Task to complete ::
Repeat the records word for word.

Listed records Start Marker

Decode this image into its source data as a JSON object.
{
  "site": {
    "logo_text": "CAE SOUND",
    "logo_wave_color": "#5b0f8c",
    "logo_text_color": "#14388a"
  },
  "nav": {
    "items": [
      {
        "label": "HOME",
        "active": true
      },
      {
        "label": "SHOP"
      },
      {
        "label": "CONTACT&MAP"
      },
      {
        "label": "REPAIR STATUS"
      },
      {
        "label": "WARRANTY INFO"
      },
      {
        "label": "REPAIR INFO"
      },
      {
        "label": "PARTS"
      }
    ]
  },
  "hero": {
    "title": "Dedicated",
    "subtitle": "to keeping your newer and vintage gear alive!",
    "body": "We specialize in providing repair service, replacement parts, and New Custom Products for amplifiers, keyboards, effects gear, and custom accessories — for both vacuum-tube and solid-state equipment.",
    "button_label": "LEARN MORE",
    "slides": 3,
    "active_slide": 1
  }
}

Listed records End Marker

Answer ::
Decode this image into its source data as a JSON object.
{
  "site": {
    "logo_text": "CAE SOUND",
    "logo_wave_color": "#5b0f8c",
    "logo_text_color": "#14388a"
  },
  "nav": {
    "items": [
      {
        "label": "HOME",
        "active": true
      },
      {
        "label": "SHOP"
      },
      {
        "label": "CONTACT&MAP"
      },
      {
        "label": "REPAIR STATUS"
      },
      {
        "label": "WARRANTY INFO"
      },
      {
        "label": "REPAIR INFO"
      },
      {
        "label": "PARTS"
      }
    ]
  },
  "hero": {
    "title": "Dedicated",
    "subtitle": "to keeping your newer and vintage gear alive!",
    "body": "We specialize in providing repair service, replacement parts, and New Custom Products for amplifiers, keyboards, effects gear, and custom accessories — for both vacuum-tube and solid-state equipment.",
    "button_label": "LEARN MORE",
    "slides": 3,
    "active_slide": 1
  }
}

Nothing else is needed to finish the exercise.